**Exercise details**
When you have gone through the records below, state only how many lines include the word "JSON".

**Record set**
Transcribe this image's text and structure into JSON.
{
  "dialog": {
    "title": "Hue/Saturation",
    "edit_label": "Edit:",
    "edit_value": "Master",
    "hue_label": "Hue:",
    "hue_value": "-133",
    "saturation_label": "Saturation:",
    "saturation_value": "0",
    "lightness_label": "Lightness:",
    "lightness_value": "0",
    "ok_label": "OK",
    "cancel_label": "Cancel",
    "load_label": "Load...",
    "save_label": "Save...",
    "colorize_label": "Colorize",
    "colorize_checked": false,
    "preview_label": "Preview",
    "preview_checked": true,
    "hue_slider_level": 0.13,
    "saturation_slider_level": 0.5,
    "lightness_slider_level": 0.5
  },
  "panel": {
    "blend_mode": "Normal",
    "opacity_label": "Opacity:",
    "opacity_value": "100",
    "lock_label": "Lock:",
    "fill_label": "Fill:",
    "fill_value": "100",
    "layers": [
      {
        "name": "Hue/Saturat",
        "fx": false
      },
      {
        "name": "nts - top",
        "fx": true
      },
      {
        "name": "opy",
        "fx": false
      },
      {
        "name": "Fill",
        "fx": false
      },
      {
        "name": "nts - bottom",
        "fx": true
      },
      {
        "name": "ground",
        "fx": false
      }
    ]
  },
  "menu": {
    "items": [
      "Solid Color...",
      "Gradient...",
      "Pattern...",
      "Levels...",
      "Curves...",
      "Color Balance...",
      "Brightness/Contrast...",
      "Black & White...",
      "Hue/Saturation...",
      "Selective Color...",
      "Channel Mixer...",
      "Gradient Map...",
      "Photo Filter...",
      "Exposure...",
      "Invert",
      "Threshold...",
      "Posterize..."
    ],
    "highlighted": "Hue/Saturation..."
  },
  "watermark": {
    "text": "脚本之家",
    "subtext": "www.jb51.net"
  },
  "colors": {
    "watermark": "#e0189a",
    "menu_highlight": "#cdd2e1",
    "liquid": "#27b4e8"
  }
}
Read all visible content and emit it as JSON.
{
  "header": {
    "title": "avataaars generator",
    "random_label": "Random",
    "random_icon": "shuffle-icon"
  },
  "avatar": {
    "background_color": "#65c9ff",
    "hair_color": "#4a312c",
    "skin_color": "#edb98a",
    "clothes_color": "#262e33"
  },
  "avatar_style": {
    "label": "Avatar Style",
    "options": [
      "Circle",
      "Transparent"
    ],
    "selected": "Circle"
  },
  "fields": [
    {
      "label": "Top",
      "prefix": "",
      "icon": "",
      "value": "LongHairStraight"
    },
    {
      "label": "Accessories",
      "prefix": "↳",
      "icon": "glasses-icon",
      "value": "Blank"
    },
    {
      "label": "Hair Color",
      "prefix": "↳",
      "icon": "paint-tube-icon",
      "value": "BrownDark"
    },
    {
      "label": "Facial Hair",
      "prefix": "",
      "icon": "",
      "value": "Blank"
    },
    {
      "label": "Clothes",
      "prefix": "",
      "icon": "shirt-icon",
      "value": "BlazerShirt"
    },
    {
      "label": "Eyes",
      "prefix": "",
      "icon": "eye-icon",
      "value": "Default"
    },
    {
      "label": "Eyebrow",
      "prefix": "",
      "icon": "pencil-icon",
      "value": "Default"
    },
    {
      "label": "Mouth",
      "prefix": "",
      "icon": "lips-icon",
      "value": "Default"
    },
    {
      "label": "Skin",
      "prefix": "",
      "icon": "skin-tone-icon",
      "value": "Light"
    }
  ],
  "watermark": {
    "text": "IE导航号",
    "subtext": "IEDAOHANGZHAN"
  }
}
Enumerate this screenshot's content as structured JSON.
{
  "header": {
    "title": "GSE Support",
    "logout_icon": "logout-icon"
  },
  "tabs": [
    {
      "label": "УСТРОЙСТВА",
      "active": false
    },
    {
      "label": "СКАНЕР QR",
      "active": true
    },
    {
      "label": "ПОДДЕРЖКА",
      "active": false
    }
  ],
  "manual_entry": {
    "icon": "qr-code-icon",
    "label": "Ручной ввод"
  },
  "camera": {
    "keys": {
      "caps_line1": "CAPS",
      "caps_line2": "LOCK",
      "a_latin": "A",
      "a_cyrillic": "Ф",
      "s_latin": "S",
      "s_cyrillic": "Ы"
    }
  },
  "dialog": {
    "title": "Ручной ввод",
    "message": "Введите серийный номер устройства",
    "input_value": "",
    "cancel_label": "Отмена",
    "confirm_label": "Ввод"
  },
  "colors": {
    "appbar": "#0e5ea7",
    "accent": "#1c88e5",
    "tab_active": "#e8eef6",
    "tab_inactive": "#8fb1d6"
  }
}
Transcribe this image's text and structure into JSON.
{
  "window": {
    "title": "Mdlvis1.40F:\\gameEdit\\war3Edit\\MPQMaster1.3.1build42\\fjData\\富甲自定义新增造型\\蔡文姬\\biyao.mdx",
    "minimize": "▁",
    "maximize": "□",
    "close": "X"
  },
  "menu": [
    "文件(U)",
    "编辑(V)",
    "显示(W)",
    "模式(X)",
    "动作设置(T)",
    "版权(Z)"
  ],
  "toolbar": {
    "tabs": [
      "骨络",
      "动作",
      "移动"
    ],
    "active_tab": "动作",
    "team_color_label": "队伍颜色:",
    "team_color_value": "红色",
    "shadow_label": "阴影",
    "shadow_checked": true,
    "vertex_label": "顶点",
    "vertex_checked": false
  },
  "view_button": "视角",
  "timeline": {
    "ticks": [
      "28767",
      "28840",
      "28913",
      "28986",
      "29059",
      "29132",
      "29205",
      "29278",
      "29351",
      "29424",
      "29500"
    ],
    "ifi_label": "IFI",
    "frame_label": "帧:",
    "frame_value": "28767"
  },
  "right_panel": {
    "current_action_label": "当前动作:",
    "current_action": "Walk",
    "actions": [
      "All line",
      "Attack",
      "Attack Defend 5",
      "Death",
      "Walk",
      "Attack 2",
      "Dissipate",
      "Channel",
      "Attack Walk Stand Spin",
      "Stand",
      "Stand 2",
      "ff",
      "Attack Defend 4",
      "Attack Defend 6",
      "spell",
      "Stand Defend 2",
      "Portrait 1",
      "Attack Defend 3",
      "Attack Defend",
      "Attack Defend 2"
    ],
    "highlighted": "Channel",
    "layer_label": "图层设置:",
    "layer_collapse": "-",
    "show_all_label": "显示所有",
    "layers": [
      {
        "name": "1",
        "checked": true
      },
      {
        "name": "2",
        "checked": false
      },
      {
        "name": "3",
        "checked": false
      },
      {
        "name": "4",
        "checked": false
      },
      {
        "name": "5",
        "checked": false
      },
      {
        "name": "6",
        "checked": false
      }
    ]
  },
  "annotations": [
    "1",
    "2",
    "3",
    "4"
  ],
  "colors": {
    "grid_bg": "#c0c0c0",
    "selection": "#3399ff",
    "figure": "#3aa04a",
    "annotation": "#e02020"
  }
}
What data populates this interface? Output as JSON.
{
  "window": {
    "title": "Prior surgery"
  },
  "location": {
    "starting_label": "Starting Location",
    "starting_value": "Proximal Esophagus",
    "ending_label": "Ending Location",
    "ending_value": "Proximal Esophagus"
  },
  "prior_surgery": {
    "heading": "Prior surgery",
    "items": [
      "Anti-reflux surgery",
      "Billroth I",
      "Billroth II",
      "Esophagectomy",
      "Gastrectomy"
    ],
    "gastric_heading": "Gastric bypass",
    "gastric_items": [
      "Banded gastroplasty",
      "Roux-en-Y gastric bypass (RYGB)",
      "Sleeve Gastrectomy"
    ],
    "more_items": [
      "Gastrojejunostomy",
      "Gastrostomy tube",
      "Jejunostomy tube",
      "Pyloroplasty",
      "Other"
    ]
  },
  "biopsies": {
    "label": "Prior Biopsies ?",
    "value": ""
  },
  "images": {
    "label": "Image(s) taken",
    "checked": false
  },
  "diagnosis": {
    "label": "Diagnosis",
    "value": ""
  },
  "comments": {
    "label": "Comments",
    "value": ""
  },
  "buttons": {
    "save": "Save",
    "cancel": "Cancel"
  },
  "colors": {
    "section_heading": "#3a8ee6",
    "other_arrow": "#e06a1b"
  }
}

**Solution for this exercise**
5